We’ve heard it all before but it really is true....

Eating less meat is not only great for the planet but also great for our overall health and it seems more and more of us are consciously making an effort to reduce our meat intake.


A huge trend this 2017 is flexitarianism- a trend which involves eating predominantly, but not strictly, a vegetarian diet. After the rise in clean eating, flexitarianism is emerging as a much more achievable alternative to going full on vegetarian or vegan which some people find too restrictive or mind boggling.

For those adopting this eating trend, meat eating may only happen at the weekends, after 6pm or while eating out, for example.

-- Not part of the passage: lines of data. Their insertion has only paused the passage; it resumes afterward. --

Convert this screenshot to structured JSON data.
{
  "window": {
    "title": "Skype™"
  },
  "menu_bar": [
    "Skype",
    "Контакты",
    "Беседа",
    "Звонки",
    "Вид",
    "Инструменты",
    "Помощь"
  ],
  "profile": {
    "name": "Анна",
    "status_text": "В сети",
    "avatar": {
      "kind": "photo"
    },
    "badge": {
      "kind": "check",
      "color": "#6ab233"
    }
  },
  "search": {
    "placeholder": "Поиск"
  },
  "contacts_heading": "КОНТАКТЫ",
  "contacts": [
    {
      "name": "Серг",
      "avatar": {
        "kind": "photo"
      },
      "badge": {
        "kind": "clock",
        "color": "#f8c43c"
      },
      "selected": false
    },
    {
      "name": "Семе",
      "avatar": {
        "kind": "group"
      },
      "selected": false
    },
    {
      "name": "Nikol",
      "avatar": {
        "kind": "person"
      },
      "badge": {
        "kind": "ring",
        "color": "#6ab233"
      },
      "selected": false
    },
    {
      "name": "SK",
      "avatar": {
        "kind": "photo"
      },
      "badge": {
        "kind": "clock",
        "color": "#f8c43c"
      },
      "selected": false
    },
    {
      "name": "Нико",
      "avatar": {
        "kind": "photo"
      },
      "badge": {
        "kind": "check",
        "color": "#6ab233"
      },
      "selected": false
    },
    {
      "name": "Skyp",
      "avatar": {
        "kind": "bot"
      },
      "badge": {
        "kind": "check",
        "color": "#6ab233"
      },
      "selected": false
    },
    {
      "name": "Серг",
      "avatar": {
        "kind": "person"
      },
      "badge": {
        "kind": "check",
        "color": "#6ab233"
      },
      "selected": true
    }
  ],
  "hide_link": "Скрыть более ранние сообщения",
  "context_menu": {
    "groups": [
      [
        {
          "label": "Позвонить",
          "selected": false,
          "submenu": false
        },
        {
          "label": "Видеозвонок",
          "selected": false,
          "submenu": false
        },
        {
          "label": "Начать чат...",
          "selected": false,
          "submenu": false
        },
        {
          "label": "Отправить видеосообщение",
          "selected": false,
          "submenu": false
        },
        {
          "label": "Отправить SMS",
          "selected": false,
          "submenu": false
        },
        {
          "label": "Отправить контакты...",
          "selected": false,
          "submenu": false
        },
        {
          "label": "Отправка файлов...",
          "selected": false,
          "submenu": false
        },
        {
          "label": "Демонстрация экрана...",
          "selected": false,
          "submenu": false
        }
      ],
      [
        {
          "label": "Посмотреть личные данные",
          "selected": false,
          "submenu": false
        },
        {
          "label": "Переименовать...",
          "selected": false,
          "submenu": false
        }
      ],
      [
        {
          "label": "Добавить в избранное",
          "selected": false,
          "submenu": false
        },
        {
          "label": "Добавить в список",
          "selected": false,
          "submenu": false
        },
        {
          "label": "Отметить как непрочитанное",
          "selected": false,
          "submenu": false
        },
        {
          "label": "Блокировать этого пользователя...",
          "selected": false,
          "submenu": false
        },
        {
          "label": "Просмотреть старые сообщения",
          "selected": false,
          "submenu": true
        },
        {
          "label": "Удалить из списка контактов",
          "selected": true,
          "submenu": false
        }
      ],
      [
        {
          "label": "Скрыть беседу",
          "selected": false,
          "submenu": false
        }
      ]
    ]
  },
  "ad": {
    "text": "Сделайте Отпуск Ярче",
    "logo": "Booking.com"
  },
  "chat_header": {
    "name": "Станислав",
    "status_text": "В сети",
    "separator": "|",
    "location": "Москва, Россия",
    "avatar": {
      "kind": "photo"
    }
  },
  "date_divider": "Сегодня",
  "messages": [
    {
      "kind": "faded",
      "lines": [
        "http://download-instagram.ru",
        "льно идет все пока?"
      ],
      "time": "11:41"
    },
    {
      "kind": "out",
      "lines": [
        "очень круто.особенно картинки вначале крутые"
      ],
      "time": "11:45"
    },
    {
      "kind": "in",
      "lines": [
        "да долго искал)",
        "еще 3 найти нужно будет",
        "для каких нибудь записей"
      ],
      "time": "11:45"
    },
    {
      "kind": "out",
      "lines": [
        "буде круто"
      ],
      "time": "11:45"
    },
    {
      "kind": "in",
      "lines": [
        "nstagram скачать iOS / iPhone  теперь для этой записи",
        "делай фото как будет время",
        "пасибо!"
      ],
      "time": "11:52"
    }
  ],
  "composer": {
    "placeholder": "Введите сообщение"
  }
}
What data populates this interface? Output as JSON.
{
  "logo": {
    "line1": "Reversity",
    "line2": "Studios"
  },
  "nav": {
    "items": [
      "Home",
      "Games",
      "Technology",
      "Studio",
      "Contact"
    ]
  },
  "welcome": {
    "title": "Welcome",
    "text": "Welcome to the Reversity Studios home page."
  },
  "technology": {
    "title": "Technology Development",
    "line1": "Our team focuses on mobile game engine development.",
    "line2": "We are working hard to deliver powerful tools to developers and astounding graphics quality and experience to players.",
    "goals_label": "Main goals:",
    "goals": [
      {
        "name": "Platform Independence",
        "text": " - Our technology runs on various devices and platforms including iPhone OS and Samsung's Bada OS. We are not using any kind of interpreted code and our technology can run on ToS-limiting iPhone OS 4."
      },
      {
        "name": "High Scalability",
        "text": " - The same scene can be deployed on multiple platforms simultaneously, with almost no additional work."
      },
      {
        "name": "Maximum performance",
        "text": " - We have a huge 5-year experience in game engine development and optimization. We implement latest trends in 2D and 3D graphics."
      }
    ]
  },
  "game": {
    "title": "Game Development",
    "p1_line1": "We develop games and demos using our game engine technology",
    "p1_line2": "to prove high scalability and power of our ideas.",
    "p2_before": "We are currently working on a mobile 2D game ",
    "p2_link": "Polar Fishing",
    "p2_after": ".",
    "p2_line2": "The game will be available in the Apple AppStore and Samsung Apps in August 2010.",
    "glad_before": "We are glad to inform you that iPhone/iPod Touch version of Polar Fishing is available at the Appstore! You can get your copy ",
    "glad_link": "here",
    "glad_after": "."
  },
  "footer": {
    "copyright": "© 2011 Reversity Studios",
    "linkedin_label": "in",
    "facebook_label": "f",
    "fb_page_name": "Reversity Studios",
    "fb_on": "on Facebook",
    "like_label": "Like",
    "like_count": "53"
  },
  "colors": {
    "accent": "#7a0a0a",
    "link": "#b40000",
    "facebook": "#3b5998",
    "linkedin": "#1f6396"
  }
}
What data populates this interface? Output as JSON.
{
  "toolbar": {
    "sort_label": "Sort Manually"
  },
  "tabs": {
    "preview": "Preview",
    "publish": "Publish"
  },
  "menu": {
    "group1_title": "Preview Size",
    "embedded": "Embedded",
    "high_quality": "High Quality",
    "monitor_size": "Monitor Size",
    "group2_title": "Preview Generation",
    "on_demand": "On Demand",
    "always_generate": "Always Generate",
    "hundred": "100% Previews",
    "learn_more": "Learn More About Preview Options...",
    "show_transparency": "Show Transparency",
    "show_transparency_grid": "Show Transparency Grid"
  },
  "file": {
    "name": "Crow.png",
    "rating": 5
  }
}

For many, being a flexitarian means fitting this lifestyle choice into whatever schedule is most manageable for you.


Of course, this way of clean eating isn’t a new concept but it’s definitely becoming increasingly popular thanks to high profile individuals including Jamie Oliver, Sir Richard Branson and Emma Thompson who all support the Meat Free Monday campaign.

Started in 2009 by Paul, Mary and Stella McCartney, Meat Free Monday claims that just one day free of meat makes all the difference, to the planet and to your health and wellbeing.

TV chef, Jamie Oliver has recently said that,

‘Meat Free Monday is the most brilliant excuse to focus on the incredible variety of veggies out there – the flavours, textures and wonderful dishes you can create are beyond belief.’


As a personal and private chef, I definitely agree with Oliver’s claims, especially as recent studies have shown that cutting down on meat has a number of significant health benefits. These include a reduced risk of heart disease, cancer and diabetes and that’s certainly a good enough reason as any to reduce the amount of meat you include within your diet. Flexitarianism most certainly provides people with a way to improve their health without going the whole hog and giving up meat entirely.

Moreover, with the increase of sustainable and ethical living, more and more of us want to help improve the planet. Some organisations have estimated that the livestock sector could be responsible for as much as 51% of global greenhouse gas emissions which is absolutely staggering when you take the time to really think about the impact eating meat has on the environment.


So to wrap things up, flexitarianism in a nutshell is flexible vegetarianism. Also known as veggie-vores, flexitarians eat mostly vegetarian meals but make time for a big, juicy steak or a smoked salmon bagel when they feel the urge. And what could be better? And what’s more important than getting the balance just so? Not much I’d say so long as you are happy and healthy in what you are doing.

But that’s not it for 2017. As well as flexitarianism taking the globe by storm, there’s also an increase in coconut sugar and flour, non-wheat pasta, (made with pseudograins like quinoa, for example) and purple foods too.

Keep an eye out for more blogs about these exciting concepts very soon. If you have any questions about any of the topics discussed, don’t delay- get in touch today and I’ll answer any questions you may have.